*** Exercise input Section Begins ***
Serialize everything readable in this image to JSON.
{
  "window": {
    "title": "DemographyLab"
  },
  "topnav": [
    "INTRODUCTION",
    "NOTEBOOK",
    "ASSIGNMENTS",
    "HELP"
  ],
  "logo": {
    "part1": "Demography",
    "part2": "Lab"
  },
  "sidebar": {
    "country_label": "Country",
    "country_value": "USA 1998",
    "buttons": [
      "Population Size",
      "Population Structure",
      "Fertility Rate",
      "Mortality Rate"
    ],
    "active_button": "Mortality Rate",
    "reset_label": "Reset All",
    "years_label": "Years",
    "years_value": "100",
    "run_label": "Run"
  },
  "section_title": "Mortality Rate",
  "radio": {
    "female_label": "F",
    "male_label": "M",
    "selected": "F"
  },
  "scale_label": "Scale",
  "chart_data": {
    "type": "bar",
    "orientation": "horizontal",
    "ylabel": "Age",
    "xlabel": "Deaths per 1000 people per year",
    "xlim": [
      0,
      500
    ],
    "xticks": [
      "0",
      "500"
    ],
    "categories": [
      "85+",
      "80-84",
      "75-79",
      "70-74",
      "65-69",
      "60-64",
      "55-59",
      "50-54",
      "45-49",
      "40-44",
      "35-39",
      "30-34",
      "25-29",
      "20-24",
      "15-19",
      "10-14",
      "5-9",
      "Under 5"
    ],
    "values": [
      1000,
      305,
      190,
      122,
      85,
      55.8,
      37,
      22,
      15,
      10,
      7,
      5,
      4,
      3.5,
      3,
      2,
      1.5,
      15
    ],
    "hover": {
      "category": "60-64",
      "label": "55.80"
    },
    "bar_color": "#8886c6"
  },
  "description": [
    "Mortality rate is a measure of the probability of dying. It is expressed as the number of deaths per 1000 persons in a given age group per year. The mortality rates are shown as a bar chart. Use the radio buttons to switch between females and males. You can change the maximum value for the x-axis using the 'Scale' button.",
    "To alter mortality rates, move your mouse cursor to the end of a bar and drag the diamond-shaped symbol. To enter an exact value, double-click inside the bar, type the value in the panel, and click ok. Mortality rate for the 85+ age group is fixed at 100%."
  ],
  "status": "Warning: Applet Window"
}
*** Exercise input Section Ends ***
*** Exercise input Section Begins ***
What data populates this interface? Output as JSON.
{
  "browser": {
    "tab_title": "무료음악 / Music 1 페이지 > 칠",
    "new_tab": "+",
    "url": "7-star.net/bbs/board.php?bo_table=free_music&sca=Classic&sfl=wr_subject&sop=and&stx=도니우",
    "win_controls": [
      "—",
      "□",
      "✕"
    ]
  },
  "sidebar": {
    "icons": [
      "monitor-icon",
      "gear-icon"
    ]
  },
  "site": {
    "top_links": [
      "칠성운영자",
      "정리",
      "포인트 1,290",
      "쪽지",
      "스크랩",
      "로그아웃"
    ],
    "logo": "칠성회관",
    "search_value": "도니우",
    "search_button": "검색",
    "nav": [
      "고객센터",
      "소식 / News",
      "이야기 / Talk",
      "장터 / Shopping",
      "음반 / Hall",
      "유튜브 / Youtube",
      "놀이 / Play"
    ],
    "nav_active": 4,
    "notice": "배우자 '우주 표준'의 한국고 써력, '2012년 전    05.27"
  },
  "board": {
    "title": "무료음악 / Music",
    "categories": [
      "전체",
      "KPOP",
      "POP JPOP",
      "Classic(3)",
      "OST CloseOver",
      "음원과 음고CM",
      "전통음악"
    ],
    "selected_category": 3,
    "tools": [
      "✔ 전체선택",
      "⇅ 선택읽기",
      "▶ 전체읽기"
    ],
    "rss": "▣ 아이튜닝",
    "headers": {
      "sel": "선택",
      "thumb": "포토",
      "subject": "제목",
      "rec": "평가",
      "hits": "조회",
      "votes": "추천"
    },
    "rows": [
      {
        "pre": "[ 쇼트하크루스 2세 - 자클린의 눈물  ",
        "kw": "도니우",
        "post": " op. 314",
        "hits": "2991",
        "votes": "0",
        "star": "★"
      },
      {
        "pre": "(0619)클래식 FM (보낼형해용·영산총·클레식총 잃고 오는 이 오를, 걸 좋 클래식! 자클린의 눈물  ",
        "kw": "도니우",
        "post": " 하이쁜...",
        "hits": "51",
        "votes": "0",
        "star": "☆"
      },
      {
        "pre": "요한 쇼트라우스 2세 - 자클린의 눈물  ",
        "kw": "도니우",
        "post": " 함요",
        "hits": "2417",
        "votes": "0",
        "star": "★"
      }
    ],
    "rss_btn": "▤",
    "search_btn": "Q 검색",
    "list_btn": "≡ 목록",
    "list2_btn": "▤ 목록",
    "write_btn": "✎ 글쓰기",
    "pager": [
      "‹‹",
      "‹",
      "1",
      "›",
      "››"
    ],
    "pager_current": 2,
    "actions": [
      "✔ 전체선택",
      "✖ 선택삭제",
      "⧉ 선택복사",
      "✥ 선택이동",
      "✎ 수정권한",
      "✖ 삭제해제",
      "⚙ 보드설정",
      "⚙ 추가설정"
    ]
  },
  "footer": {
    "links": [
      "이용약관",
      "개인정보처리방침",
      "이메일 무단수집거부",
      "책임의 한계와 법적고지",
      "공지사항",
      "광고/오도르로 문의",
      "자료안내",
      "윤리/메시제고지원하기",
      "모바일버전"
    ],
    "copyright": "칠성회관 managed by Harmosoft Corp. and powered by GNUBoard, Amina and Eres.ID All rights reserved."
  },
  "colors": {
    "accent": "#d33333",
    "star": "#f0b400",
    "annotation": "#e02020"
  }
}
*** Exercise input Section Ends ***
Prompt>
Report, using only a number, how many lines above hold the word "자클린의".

Result of the task>
3